Nancy Davenport | November 03, 2008
Picturing America presents forty images of paintings, sculptures, buildings, photographs, drawings, silver, quilts and baskets that reflect American art from pre-colonial to contemporary day. Last Spring ALA and NEH invited me to present ideas at the ALA Conference on how public libraries could use these images in programming. That started my personal journey with most of the images. Two of the images I know well as they are from the Library of Congress collections and by divine coincidence, I’ve been chief of both of the curatorial divisions, Rare Books and Special Collections and Prints and Photographs Divisions. Encountering them in this collection was like seeing old friends in a new setting.

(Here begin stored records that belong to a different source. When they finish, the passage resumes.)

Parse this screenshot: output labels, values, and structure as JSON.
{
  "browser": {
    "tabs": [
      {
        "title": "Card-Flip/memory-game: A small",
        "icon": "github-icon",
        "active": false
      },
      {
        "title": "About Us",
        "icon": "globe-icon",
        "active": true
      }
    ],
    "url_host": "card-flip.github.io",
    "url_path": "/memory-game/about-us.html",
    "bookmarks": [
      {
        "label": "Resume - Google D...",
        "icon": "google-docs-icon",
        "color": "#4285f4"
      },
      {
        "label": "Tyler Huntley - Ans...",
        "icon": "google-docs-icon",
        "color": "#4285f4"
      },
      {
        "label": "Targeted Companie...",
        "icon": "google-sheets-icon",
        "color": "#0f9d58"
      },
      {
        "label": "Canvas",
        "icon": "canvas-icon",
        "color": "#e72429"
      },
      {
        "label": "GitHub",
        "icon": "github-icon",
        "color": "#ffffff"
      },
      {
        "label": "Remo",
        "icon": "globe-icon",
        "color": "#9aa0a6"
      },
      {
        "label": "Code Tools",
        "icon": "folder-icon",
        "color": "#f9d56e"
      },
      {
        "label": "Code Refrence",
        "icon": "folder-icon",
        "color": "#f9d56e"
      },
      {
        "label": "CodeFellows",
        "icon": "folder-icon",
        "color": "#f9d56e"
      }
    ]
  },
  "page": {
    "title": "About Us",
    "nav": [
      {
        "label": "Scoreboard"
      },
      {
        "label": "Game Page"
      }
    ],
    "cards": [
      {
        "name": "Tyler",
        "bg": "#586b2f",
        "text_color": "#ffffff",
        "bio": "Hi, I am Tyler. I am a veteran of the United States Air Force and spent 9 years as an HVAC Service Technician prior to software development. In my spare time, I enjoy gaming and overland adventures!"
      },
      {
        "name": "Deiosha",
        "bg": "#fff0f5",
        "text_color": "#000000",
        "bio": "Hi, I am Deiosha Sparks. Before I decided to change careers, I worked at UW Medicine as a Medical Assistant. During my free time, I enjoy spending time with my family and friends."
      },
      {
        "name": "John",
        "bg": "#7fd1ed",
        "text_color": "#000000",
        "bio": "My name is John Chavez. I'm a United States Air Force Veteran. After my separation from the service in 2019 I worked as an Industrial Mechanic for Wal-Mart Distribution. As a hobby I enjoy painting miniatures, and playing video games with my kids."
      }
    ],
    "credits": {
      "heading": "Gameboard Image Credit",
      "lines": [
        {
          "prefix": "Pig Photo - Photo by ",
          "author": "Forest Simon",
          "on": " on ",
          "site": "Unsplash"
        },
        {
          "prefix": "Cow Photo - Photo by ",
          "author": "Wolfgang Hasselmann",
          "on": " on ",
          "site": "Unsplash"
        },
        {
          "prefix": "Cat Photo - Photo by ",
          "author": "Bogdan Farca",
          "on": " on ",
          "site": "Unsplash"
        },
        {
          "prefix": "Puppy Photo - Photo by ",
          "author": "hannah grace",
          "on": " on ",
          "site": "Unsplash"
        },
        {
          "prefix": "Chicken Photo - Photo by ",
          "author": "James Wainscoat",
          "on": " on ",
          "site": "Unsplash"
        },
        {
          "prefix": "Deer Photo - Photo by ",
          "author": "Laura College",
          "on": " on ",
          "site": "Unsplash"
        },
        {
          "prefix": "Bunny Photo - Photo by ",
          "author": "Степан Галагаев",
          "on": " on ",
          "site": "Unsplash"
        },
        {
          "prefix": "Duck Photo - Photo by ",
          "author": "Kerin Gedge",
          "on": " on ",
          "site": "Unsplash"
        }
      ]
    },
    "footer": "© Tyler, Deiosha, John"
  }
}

The ALA presentation will be repeated in an online classroom on August 15 and I invite you to join me. To create the presentation I spent most non-working hours with the images for about three weeks. I studied style, period, place, medium, artists. I looked for similarities and differences in the art—I can tell you which ten images feature water, and I still wonder why only two of the images are art crafted by women. I read the fabulous resource guide for K–12 schools that accompanies the images and looked for even more in the images for public libraries to use. It must have worked. I’ll be designing the online guide for public libraries with the able assistance and eager support of my colleagues at the DC Public Library.

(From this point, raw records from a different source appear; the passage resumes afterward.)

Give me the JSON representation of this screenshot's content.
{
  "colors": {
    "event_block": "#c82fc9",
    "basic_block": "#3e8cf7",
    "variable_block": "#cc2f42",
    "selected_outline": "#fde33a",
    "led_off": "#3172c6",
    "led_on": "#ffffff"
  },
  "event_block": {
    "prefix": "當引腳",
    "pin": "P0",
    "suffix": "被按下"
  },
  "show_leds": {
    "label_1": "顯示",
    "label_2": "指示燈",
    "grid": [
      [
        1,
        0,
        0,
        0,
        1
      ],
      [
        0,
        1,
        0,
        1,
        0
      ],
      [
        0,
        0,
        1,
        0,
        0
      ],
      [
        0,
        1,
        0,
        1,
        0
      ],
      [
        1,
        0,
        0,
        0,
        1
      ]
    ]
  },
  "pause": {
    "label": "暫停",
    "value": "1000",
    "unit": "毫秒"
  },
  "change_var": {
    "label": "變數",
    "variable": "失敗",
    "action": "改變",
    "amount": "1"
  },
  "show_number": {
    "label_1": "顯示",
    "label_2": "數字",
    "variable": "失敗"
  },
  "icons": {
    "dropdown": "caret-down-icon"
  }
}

Each week—or even more often—I’ll blog on what we are doing. By October, we will have completed (and tested) programs for children, for teens, and for adults using the images as a focus or springboard.

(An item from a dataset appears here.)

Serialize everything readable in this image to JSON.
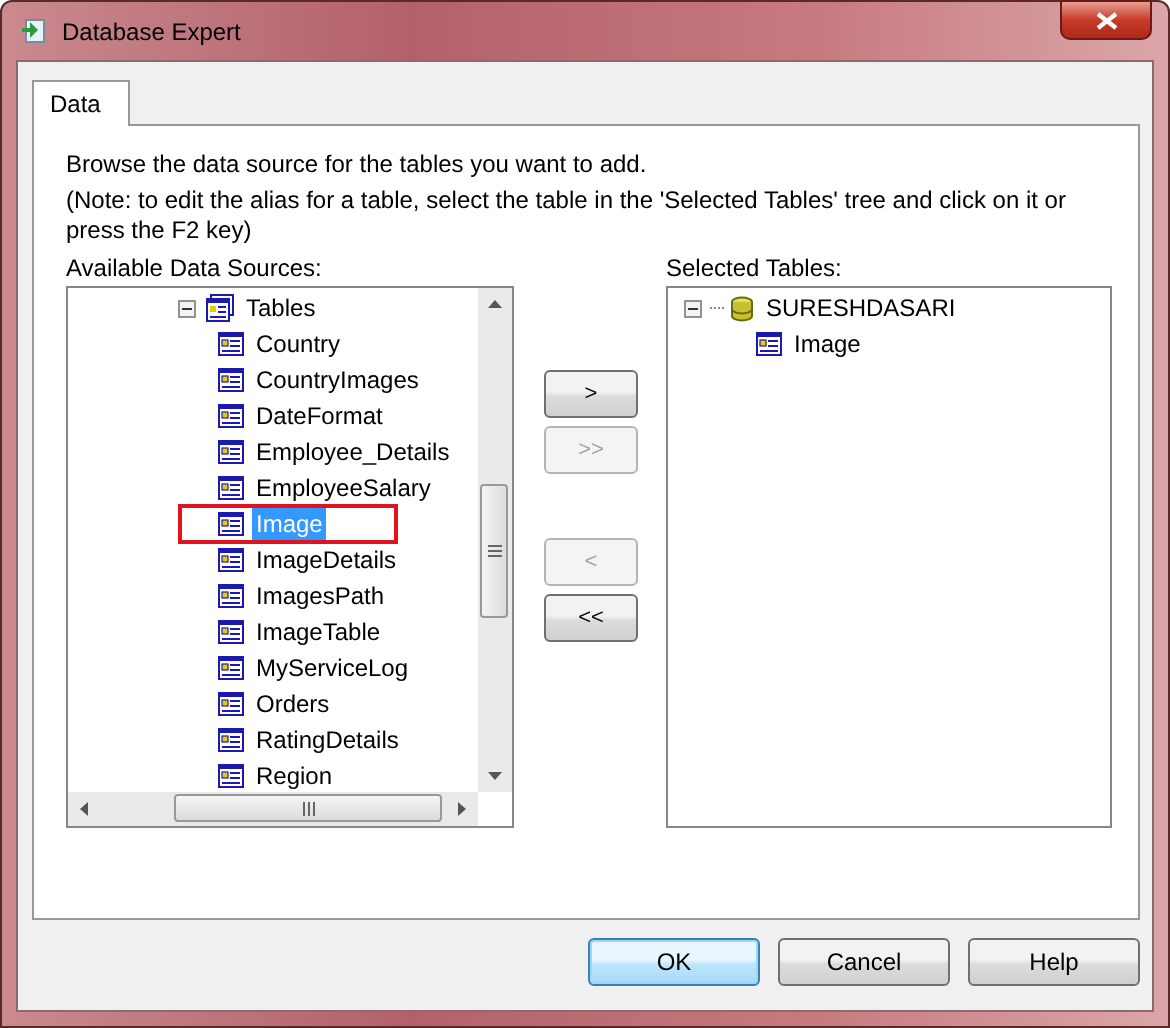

Nancy Davenport is Interim Director of Library Services for the District of Columbia Public Library.
Share Your Thoughts